These orbital changes can potentially be monitored with existing tracking telescopes, but the rotational effects created by the YORP effect, (assuming they exist), are harder to measure and much less well understood. However, help may be at hand.
Astronomers have made photometric measurements for many years, observing variable stars, asteroids, comets and more recently, planetary transits. Indeed, this science is now so advanced that it is possible to detect the intensity variations due to the differing reflective phases of a planet as it orbits its parent star, at intensity levels of one part in 105.
We probably don’t require this level of sensitivity for measuring rotation rates on satellites, (they are irregular shapes, and the projected area seen from the Earth could change significantly over one rotation period, leading to a large variation in apparent magnitude). But what we do need is temporal resolution. The rotation rates of some long-abandoned satellites may have reached 1 Hz, and hence we require much more frequent photometric sampling than is necessary for simply detecting the satellites, or indeed, for observing stars.
If these hypotheses are confirmed by observation, it has two significant implications for the satellite industry. One is that we probably already have some challenging, rapidly-spinning objects to deal with in the vicinity of GEO, and a second is that the current policy of retiring satellites to a super-synchronous graveyard orbit, and then abandoning them, may have to be revisited.
It has been proposed that, rather than being abandoned at the end of their lives, GEO satellites could instead be delivered to a necropolis; an active orbiting repository to which they could be attached. The necropolis would be able to make collision avoidance manoeuvres when required, and could also ensure that GEO satellites were properly passivated at the end of their lives.
For active satellites, this is relatively feasible – robotic technology is already close to having the required capabilities, and various “space tugs” are currently under development. But it is comparatively easy to attach a space tug to a cooperative, stable target spacecraft. Much more challenging is the task of capturing a rapidly spinning or tumbling object that the YORP effect may have created.
To design an appropriate satellite capture system, we urgently need to know what the true state of affairs is in GEO. Ultimately we may need short range surveillance of these problematic objects in GEO via an inspection satellite to see exactly how extended exposure to the space environment has degraded their materials. But the first step to improve our understanding is to reach out to the astronomical community to ask for help in characterising the rotation rates of the most problematic objects.
The objects are 11th – 12th mag and move quite quickly.
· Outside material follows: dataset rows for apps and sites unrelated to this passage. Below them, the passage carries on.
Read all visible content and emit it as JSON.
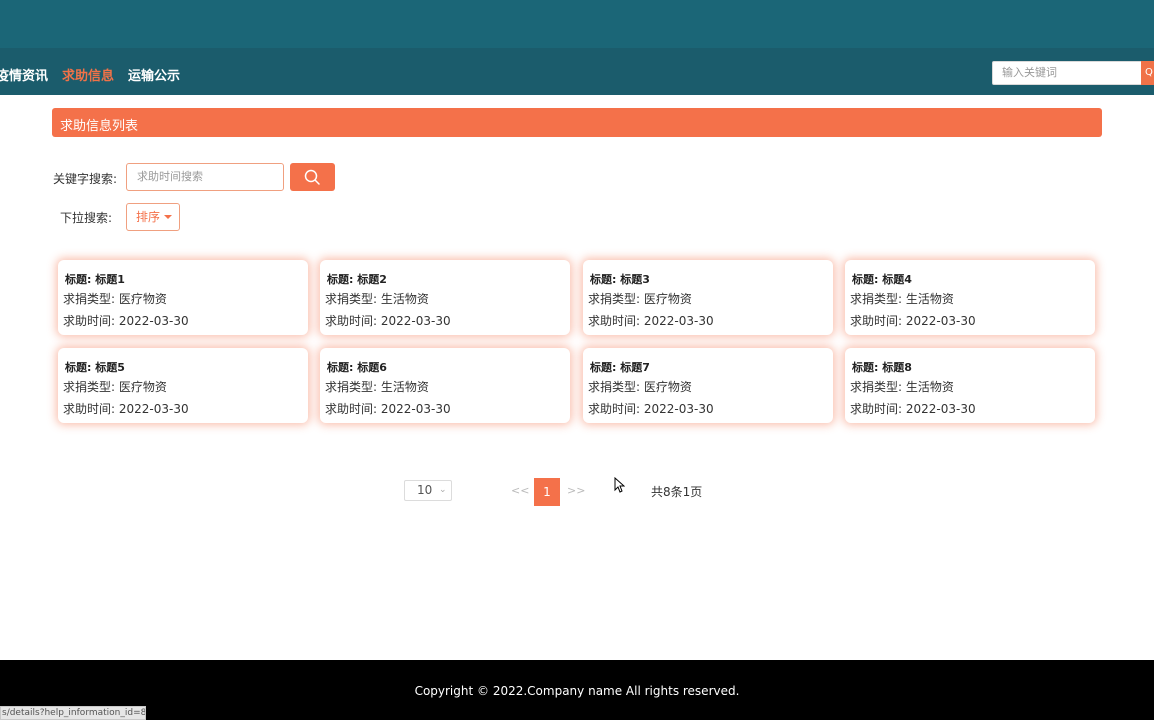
{
  "nav": {
    "items": [
      {
        "label": "疫情资讯",
        "active": false
      },
      {
        "label": "求助信息",
        "active": true
      },
      {
        "label": "运输公示",
        "active": false
      }
    ],
    "search_placeholder": "输入关键词"
  },
  "section": {
    "title": "求助信息列表"
  },
  "filters": {
    "keyword_label": "关键字搜索:",
    "keyword_placeholder": "求助时间搜索",
    "dropdown_label": "下拉搜索:",
    "sort_label": "排序"
  },
  "cards": [
    {
      "title": "标题: 标题1",
      "type": "求捐类型: 医疗物资",
      "time": "求助时间: 2022-03-30"
    },
    {
      "title": "标题: 标题2",
      "type": "求捐类型: 生活物资",
      "time": "求助时间: 2022-03-30"
    },
    {
      "title": "标题: 标题3",
      "type": "求捐类型: 医疗物资",
      "time": "求助时间: 2022-03-30"
    },
    {
      "title": "标题: 标题4",
      "type": "求捐类型: 生活物资",
      "time": "求助时间: 2022-03-30"
    },
    {
      "title": "标题: 标题5",
      "type": "求捐类型: 医疗物资",
      "time": "求助时间: 2022-03-30"
    },
    {
      "title": "标题: 标题6",
      "type": "求捐类型: 生活物资",
      "time": "求助时间: 2022-03-30"
    },
    {
      "title": "标题: 标题7",
      "type": "求捐类型: 医疗物资",
      "time": "求助时间: 2022-03-30"
    },
    {
      "title": "标题: 标题8",
      "type": "求捐类型: 生活物资",
      "time": "求助时间: 2022-03-30"
    }
  ],
  "pagination": {
    "page_size": "10",
    "prev": "<<",
    "current": "1",
    "next": ">>",
    "total": "共8条1页"
  },
  "footer": {
    "copyright": "Copyright © 2022.Company name All rights reserved."
  },
  "statusbar": {
    "url": "s/details?help_information_id=8"
  },
  "colors": {
    "accent": "#f4714a",
    "nav_bg": "#1b5c6c",
    "top_bg": "#1b6677",
    "footer_bg": "#000000"
  }
}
So this project would be well suited to a telescope equipped with a DSLR or large CCD. The locations of the objects can be tracked via the N2YO website:
The objects can also be displayed in planetarium programmes such as Guide 9 by copying and pasting following italic text into Notepad or similar text editor and saved as a TLES text file.
SKYNET 2B 1 07547U 74094A 17177.09328399 -.00000020 00000-0 00000-0 0 9996 2 07547 10.9808 317.6748 0000426 115.8475 235.7347 1.00257500 91865
SKYNET 4B 1 19687U 88109A 17177.13176191 .00000080 00000-0 00000-0 0 9997 2 19687 15.4113 5.3077 0004775 220.2018 139.7654 0.99675202 85499
SKYNET 4A 1 20401U 90001A 17177.34945126 -.00000253 00000-0 00000-0 0 9995 2 20401 13.3137 12.6294 0014973 236.1916 105.8643 0.98998670 14315
THOR II 1 24808U 97025A 17177.54146605 -.00000224 00000-0 00000-0 0 9998 2 24808 6.8336 52.1369 0005008 237.5164 129.4486 0.98972787 13642
For further information on this project please contact Roger Pickard, Director of the BAA Variable Star Section, at roger.pickard<at>sky.com.